Excessive resource usage email

kitkit85

Member
Jan 19, 2019
5
0
1
Malaysia
cPanel Access Level
Root Administrator
Time: Thu May 16 02:30:10 2019 +0000
Account: myweb
Resource: Process Time
Exceeded: 3569 > 1800 (seconds)
Executable: /usr/local/cpanel/3rdparty/perl/528/bin/perl
Command Line: spamd child
PID: 4697 (Parent PID:20217)
Killed: No
i am pretty noob in whm , just to check if this is a serious matter that i need to look into ?
or i should ignore this ? is that means someone trying to access my server? or have succeeded..
 

Infopro

Well-Known Member
May 20, 2003
17,113
507
613
Pennsylvania
cPanel Access Level
Root Administrator
Twitter
Knowing what the processes are and which ones can be safely ignored, is essential. Here's a post from the ConfigServer Firewall authors' forums with a few examples such as AWStats and mailman processes you might get email alerts about, and how to ignore them:
Process Tracking and csf.pignore - ConfigServer Community Forum

Here's a cPanel forums search via google for the exact executable in mentioned in your first post, above, worth reading through:
/usr/local/cpanel/3rdparty/perl/528/bin/perl site:forums.cpanel.net

These sorts of emails from CSF/LFD are not unusual; of course, you must take action too. The links provided here should all be helpful for you to be able to take the required steps needed. When you look into the file (/etc/csf/csf.pignore) via ConfigServer Firewall interface in your WebHost Manager, you will see a list of things already added for you. You get there, from here:
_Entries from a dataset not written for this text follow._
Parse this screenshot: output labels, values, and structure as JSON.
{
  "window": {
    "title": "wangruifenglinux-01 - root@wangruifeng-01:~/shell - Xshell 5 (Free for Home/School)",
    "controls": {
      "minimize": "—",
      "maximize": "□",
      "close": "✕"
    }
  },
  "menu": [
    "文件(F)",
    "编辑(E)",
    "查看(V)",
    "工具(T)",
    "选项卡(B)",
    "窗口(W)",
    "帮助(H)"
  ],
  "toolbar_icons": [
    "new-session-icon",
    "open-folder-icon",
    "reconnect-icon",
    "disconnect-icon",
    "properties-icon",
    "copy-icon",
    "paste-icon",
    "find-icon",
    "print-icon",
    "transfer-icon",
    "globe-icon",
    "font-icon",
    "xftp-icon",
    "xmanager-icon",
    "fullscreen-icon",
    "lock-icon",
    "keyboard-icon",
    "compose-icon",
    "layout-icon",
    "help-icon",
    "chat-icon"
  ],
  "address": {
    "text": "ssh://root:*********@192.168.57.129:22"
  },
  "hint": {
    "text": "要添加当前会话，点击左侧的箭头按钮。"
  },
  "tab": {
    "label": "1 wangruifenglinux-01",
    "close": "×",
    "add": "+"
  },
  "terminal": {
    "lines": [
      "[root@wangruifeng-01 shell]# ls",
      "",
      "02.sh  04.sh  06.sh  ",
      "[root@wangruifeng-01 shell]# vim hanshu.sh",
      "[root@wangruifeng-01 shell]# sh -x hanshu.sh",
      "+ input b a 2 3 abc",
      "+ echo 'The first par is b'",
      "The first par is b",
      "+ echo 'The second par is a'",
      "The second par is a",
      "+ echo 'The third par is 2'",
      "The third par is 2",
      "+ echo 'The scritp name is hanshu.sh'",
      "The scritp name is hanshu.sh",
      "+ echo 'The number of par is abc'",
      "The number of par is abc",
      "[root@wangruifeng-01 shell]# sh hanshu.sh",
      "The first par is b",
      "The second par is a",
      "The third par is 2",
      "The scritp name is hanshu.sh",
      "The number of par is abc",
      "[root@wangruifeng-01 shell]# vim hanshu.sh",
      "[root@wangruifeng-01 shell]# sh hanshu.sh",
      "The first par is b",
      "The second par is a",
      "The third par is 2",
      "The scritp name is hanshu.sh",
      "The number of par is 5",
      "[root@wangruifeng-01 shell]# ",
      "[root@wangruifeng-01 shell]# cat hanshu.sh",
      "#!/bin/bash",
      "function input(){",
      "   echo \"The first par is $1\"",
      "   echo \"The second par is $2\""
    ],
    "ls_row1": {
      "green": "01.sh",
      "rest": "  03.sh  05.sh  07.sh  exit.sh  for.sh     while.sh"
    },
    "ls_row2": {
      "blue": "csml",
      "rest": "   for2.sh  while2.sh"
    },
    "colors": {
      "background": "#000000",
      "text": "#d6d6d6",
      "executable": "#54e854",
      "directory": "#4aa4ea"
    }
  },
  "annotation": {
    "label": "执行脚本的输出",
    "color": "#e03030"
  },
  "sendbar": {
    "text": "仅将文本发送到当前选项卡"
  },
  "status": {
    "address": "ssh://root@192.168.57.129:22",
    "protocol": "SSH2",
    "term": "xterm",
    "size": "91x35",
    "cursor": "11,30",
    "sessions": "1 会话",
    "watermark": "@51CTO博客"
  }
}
pignorefileLFD.png


As for being hacked, if you don't recognize a process that's exceeding its resources and you get an email about it, remember, these emails are your eyes on the server for that sort of thing. Investigate the process, google the process, check these forums for existing threads on that process. All the normal processes that have come up with others, like this one you opened this thread about, have remedies to them.

If you can't find any details about one and are concerned about compromise, you might want to contact your Hosting Provider, or you might want to hire a seasoned Server Admin to take a look for you.